Men’s rights activists don’t organize marches; they don’t build shelters or raise funds for abused men; they don’t organize prostate cancer-awareness events or campaign against prison rape. What they actually do, when they’re not simply carping in comments online, is target and harass women—from feminist writers and professors to activists—in an attempt to silence them.
Violence does not consist so much in injuring and annihilating persons as in interrupting their continuity, making them play roles in which they no longer recognize themselves, making them betray not only commitments but their own substance, making them carry out actions that will destroy every possibility for action.
Two months ago, a mom-blogger reported that a redneck in Walmart assaulted her 2-year-old son for wearing a pink headband; last month, a waitress at Red Lobster reported that a customer scrawled the N-word on her receipt; two weeks ago, we heard about a lesbian server who, in place of a tip,…
Reminder, check out for extra sources on these sensationalist stories…
Practice now by checking out this guy’s sources!
We live in a world that tells certain populations they were born to follow. Women. Minorities. The poor. Youth. The list of voices often silenced goes on and on and on and on. And when individuals from these various groups emerge as leaders or to the forefront of a movement, they are strategically sensationalized. Not to take anything from those individuals because they are indeed sensational, but they are glorified and made to seem abnormal so that others from their respective group will see their success as unattainable and inapplicable to their own lives. They’re seen as anomalies and untouchable. Maybe even flukes. They’re placed on pedestals so high that the common person who belongs to the same marginalized group as the almighty superhuman can relate to them in appearance or nationality or beliefs but not in potential influence or ambition or perseverance.
I do agree, but must also say that when this happens to me I do feel a little sad if the person who unfriended me is someone I enjoy.
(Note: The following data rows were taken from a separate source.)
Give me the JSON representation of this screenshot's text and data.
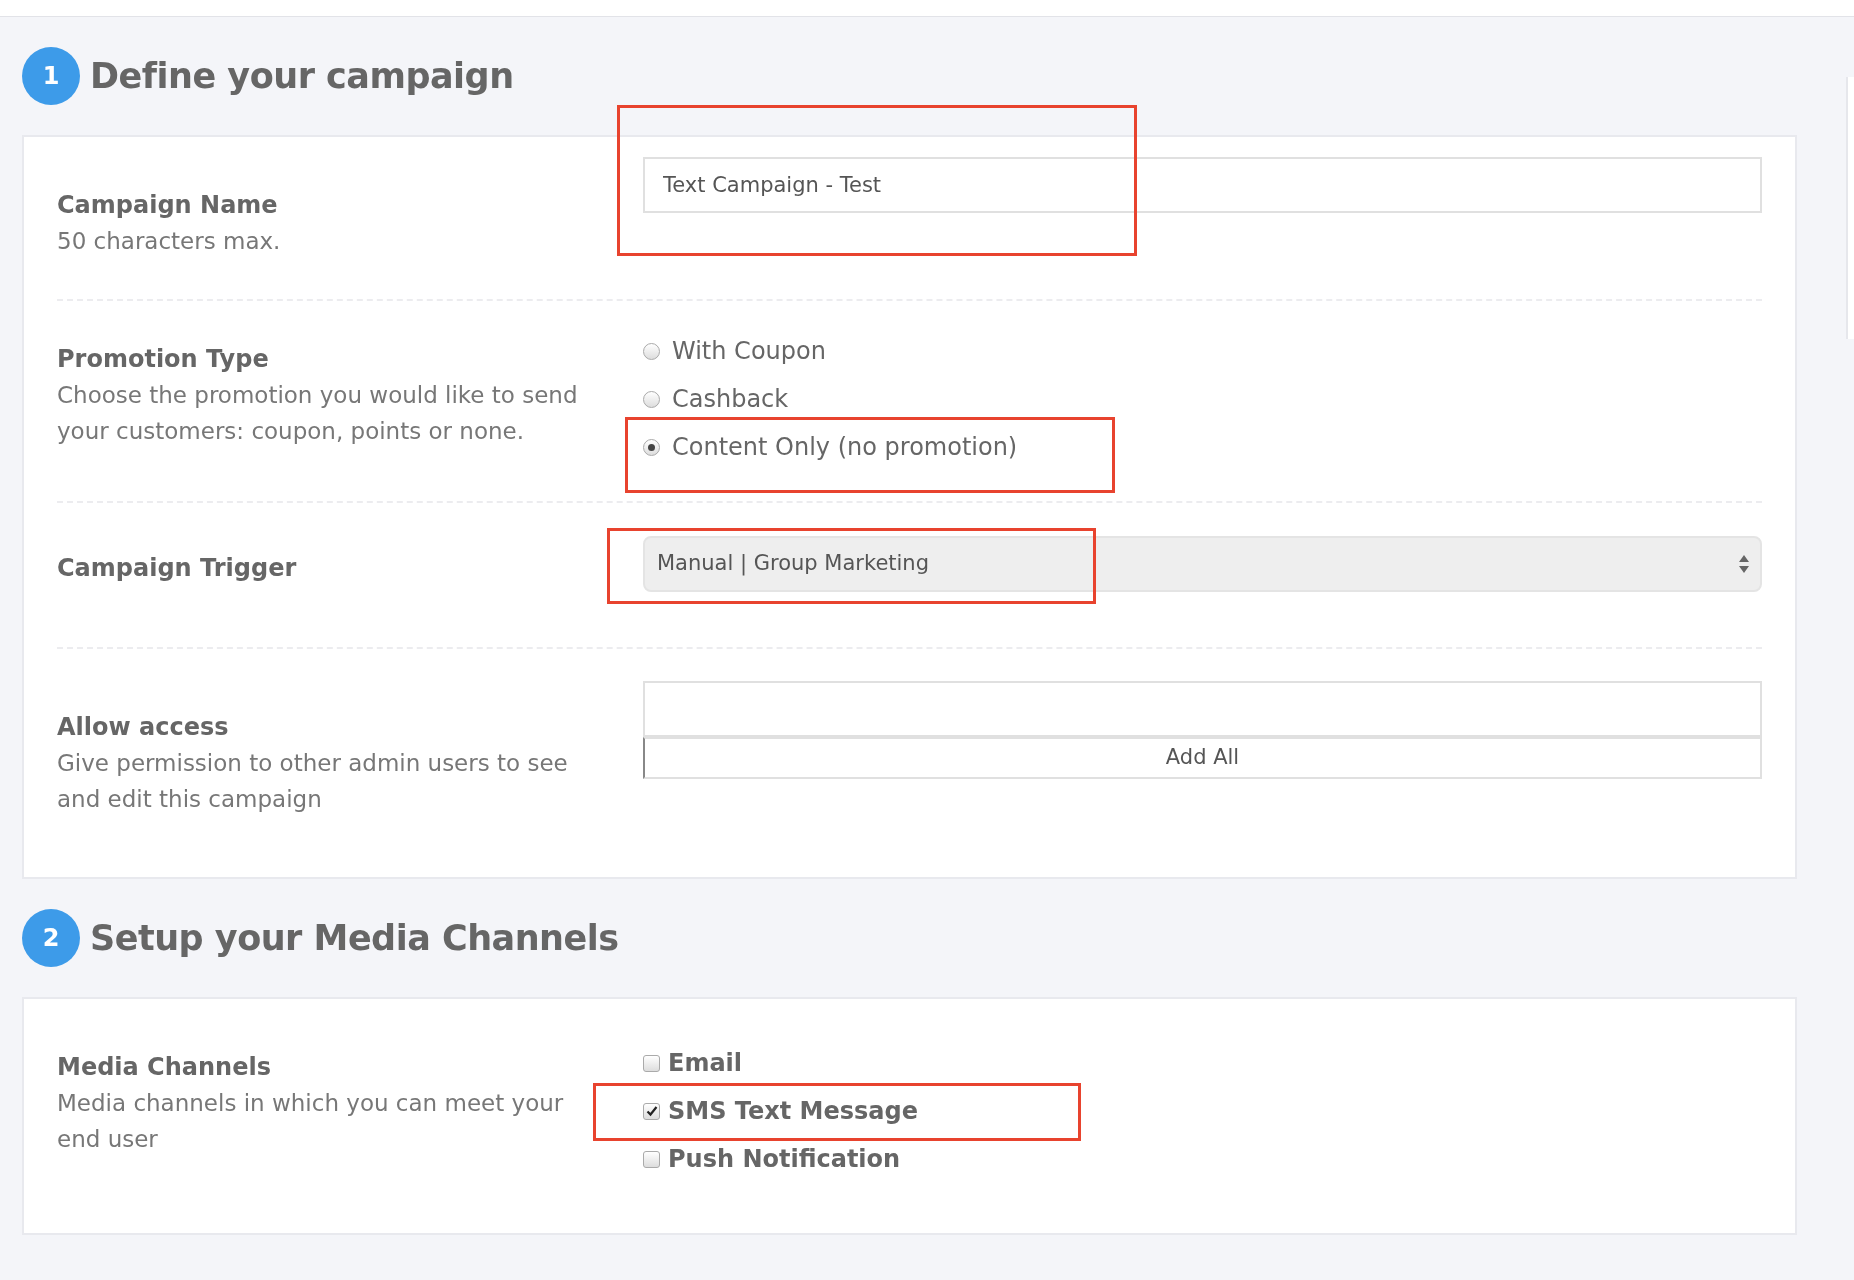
{
  "sections": [
    {
      "number": "1",
      "title": "Define your campaign",
      "rows": [
        {
          "kind": "text",
          "label": "Campaign Name",
          "help": "50 characters max.",
          "value": "Text Campaign - Test",
          "highlighted": true
        },
        {
          "kind": "radio",
          "label": "Promotion Type",
          "help": "Choose the promotion you would like to send your customers: coupon, points or none.",
          "options": [
            {
              "label": "With Coupon",
              "selected": false,
              "highlighted": false
            },
            {
              "label": "Cashback",
              "selected": false,
              "highlighted": false
            },
            {
              "label": "Content Only (no promotion)",
              "selected": true,
              "highlighted": true
            }
          ]
        },
        {
          "kind": "select",
          "label": "Campaign Trigger",
          "value": "Manual | Group Marketing",
          "highlighted": true
        },
        {
          "kind": "access",
          "label": "Allow access",
          "help": "Give permission to other admin users to see and edit this campaign",
          "button": "Add All"
        }
      ]
    },
    {
      "number": "2",
      "title": "Setup your Media Channels",
      "rows": [
        {
          "kind": "checkbox",
          "label": "Media Channels",
          "help": "Media channels in which you can meet your end user",
          "options": [
            {
              "label": "Email",
              "checked": false,
              "highlighted": false
            },
            {
              "label": "SMS Text Message",
              "checked": true,
              "highlighted": true
            },
            {
              "label": "Push Notification",
              "checked": false,
              "highlighted": false
            }
          ]
        }
      ]
    }
  ]
}
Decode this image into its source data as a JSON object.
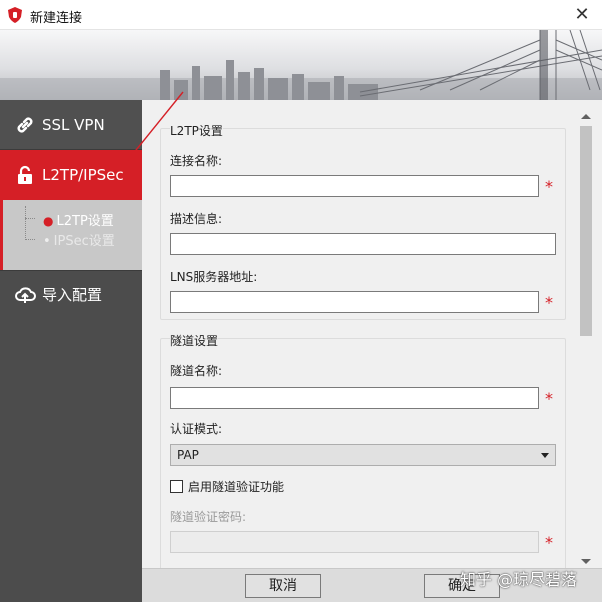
{
  "window": {
    "title": "新建连接",
    "close_glyph": "✕"
  },
  "sidebar": {
    "items": [
      {
        "label": "SSL VPN",
        "icon": "link-icon"
      },
      {
        "label": "L2TP/IPSec",
        "icon": "lock-open-icon",
        "active": true
      },
      {
        "label": "导入配置",
        "icon": "cloud-upload-icon"
      }
    ],
    "subitems": [
      {
        "label": "L2TP设置",
        "active": true
      },
      {
        "label": "IPSec设置",
        "active": false
      }
    ]
  },
  "l2tp": {
    "section_title": "L2TP设置",
    "name_label": "连接名称:",
    "name_value": "",
    "desc_label": "描述信息:",
    "desc_value": "",
    "lns_label": "LNS服务器地址:",
    "lns_value": ""
  },
  "tunnel": {
    "section_title": "隧道设置",
    "name_label": "隧道名称:",
    "name_value": "",
    "auth_label": "认证模式:",
    "auth_value": "PAP",
    "enable_label": "启用隧道验证功能",
    "enable_checked": false,
    "pwd_label": "隧道验证密码:",
    "pwd_value": ""
  },
  "required_mark": "*",
  "buttons": {
    "cancel": "取消",
    "ok": "确定"
  },
  "watermark": "知乎 @琼尽碧落",
  "colors": {
    "accent": "#d51f26",
    "sidebar": "#4c4c4c",
    "subnav": "#c8c8c8"
  }
}
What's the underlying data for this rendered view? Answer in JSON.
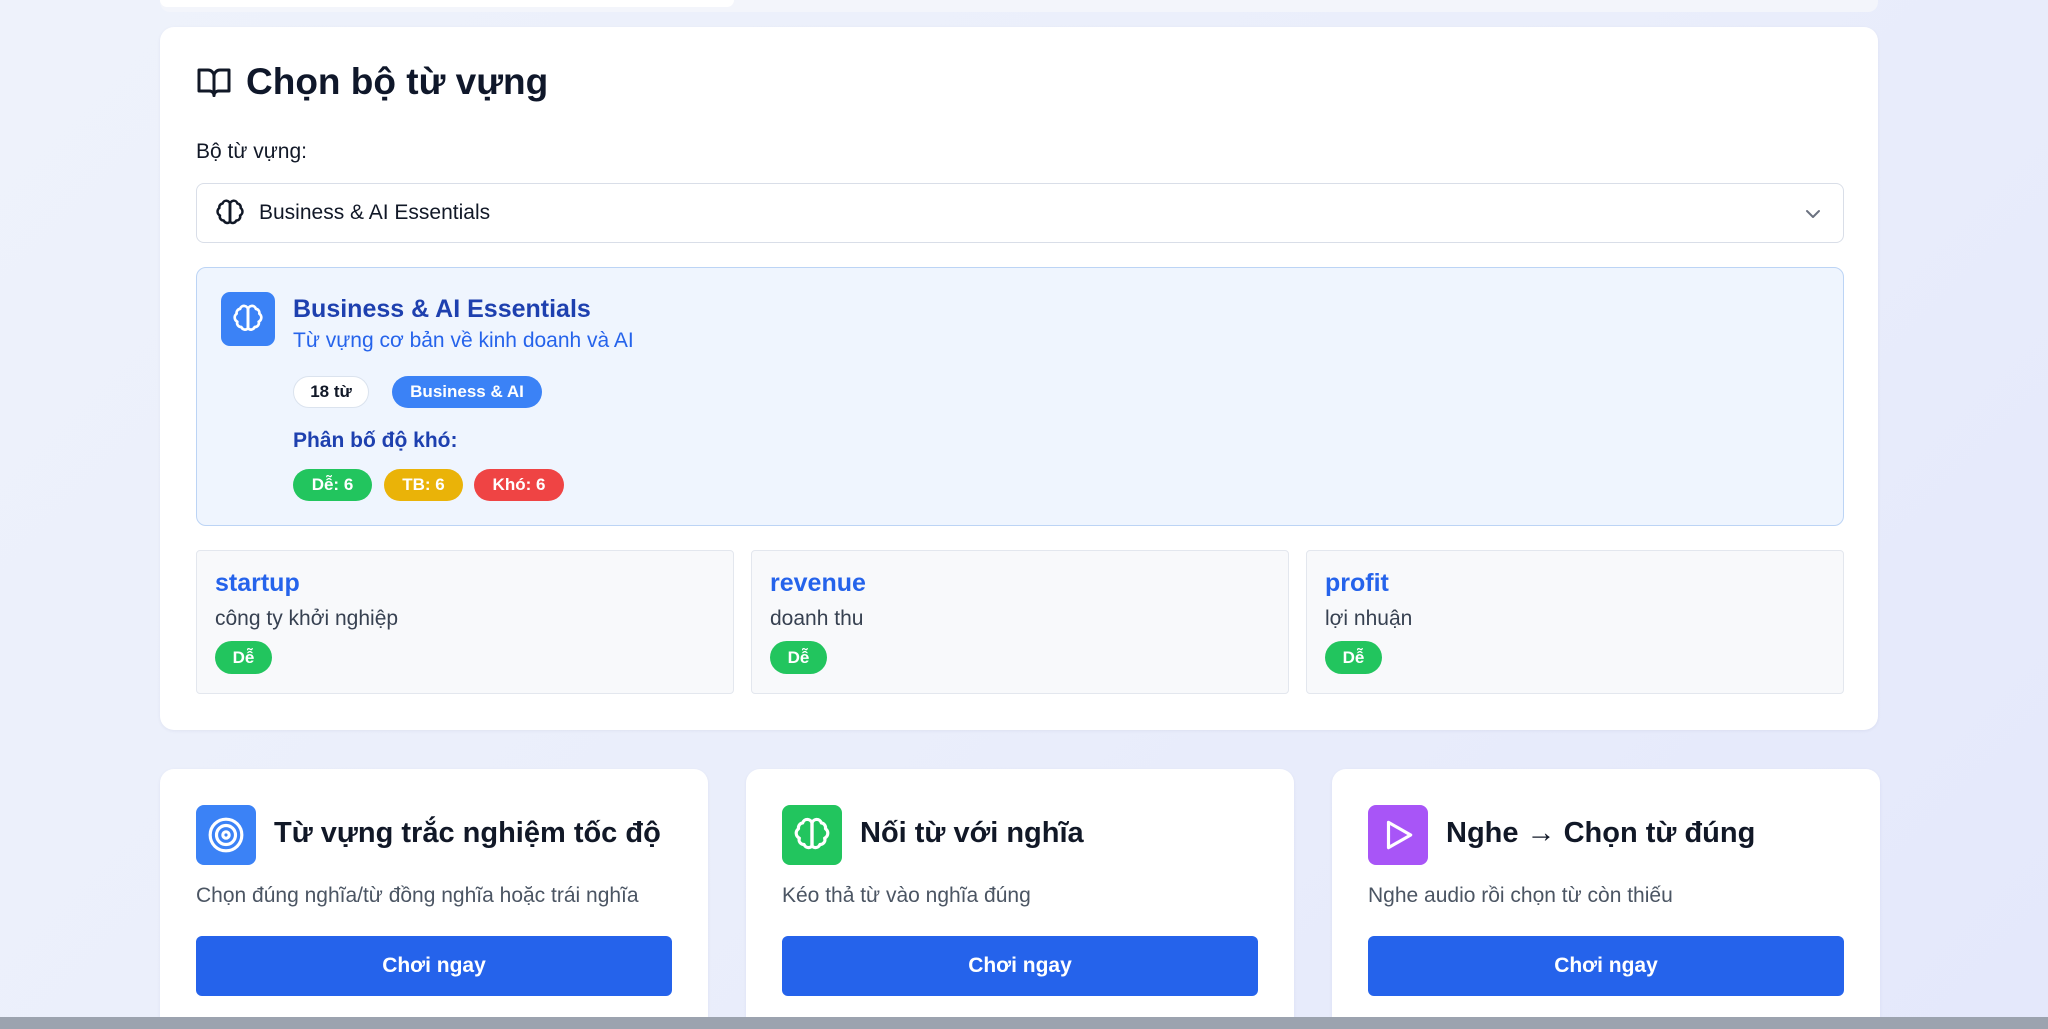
{
  "colors": {
    "primary": "#2563eb",
    "easy": "#22c55e",
    "medium": "#eab308",
    "hard": "#ef4444",
    "game1": "#3b82f6",
    "game2": "#22c55e",
    "game3": "#a855f7"
  },
  "section": {
    "title": "Chọn bộ từ vựng",
    "icon": "book-open-icon"
  },
  "selector": {
    "label": "Bộ từ vựng:",
    "value": "Business & AI Essentials",
    "icon": "brain-icon"
  },
  "set_info": {
    "title": "Business & AI Essentials",
    "description": "Từ vựng cơ bản về kinh doanh và AI",
    "word_count": "18 từ",
    "category": "Business & AI",
    "distribution_label": "Phân bố độ khó:",
    "easy": "Dễ: 6",
    "medium": "TB: 6",
    "hard": "Khó: 6"
  },
  "words": [
    {
      "word": "startup",
      "meaning": "công ty khởi nghiệp",
      "level": "Dễ"
    },
    {
      "word": "revenue",
      "meaning": "doanh thu",
      "level": "Dễ"
    },
    {
      "word": "profit",
      "meaning": "lợi nhuận",
      "level": "Dễ"
    }
  ],
  "games": [
    {
      "title": "Từ vựng trắc nghiệm tốc độ",
      "description": "Chọn đúng nghĩa/từ đồng nghĩa hoặc trái nghĩa",
      "button": "Chơi ngay",
      "icon": "target-icon"
    },
    {
      "title": "Nối từ với nghĩa",
      "description": "Kéo thả từ vào nghĩa đúng",
      "button": "Chơi ngay",
      "icon": "brain-icon"
    },
    {
      "title": "Nghe → Chọn từ đúng",
      "description": "Nghe audio rồi chọn từ còn thiếu",
      "button": "Chơi ngay",
      "icon": "play-icon"
    }
  ]
}
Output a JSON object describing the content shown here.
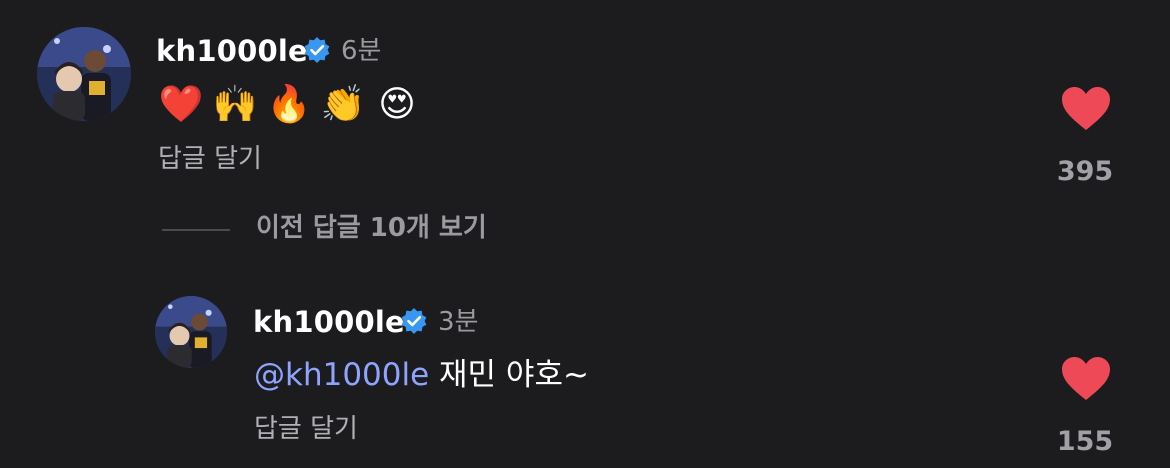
{
  "comment": {
    "username": "kh1000le",
    "time": "6분",
    "emojis": [
      "❤️",
      "🙌",
      "🔥",
      "👏",
      "😍"
    ],
    "reply_label": "답글 달기",
    "like_count": "395",
    "heart_icon": "heart-icon",
    "verified_icon": "verified-badge-icon"
  },
  "view_previous_replies": "이전 답글 10개 보기",
  "reply": {
    "username": "kh1000le",
    "time": "3분",
    "mention": "@kh1000le",
    "text": " 재민 야호~",
    "reply_label": "답글 달기",
    "like_count": "155"
  },
  "colors": {
    "background": "#1c1c1e",
    "heart": "#ed4956",
    "verified": "#3897f0",
    "mention": "#8ea4ff"
  }
}
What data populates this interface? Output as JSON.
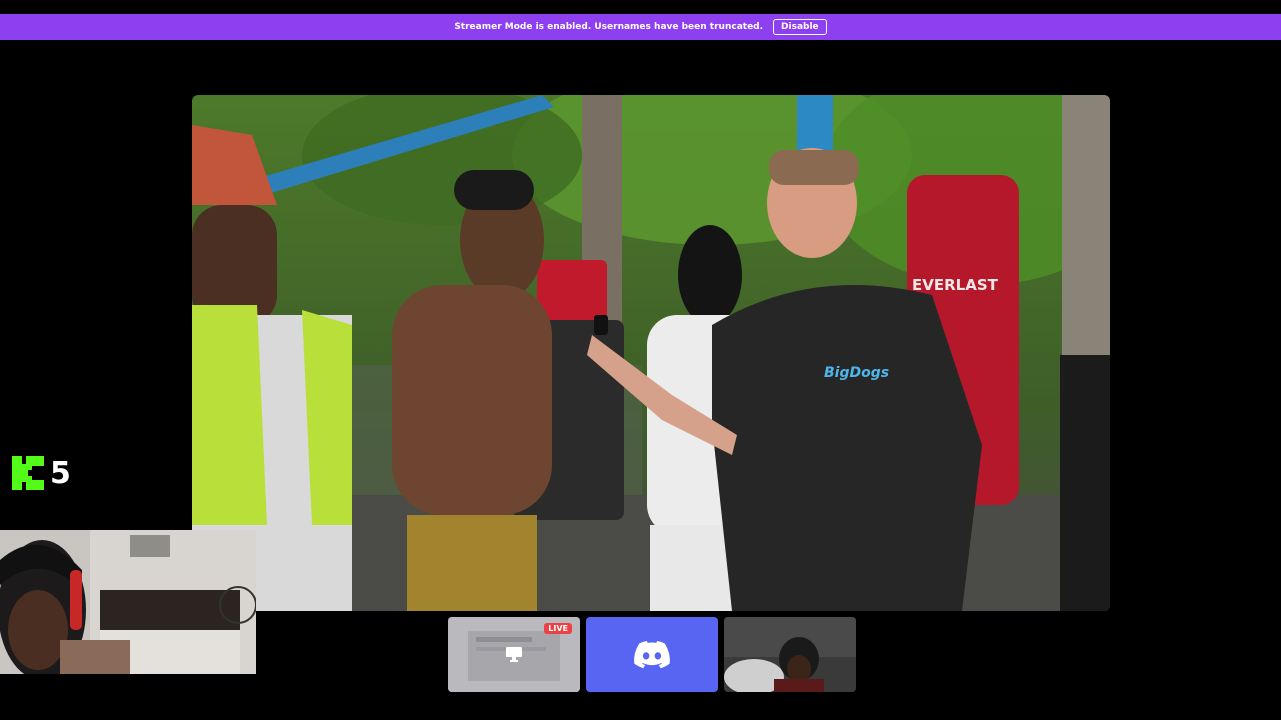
{
  "banner": {
    "message": "Streamer Mode is enabled. Usernames have been truncated.",
    "disable_label": "Disable"
  },
  "overlay": {
    "kick_count": "5"
  },
  "main_video": {
    "shirt_text": "BigDogs",
    "bag_text": "EVERLAST"
  },
  "tiles": {
    "screen_live_badge": "LIVE"
  },
  "colors": {
    "banner": "#8e3ff0",
    "kick_green": "#53fc18",
    "discord_blurple": "#5865f2",
    "live_red": "#ed4245"
  }
}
However, each time I meet these people in public, post removal of us as “friends”, I’m reminded that we never see each other and usually get along well despite this superfluous ‘friending’ on the social network.
It’s about perspective I guess, few people probably actively dislike you, but also don’t need to be tethered down to you either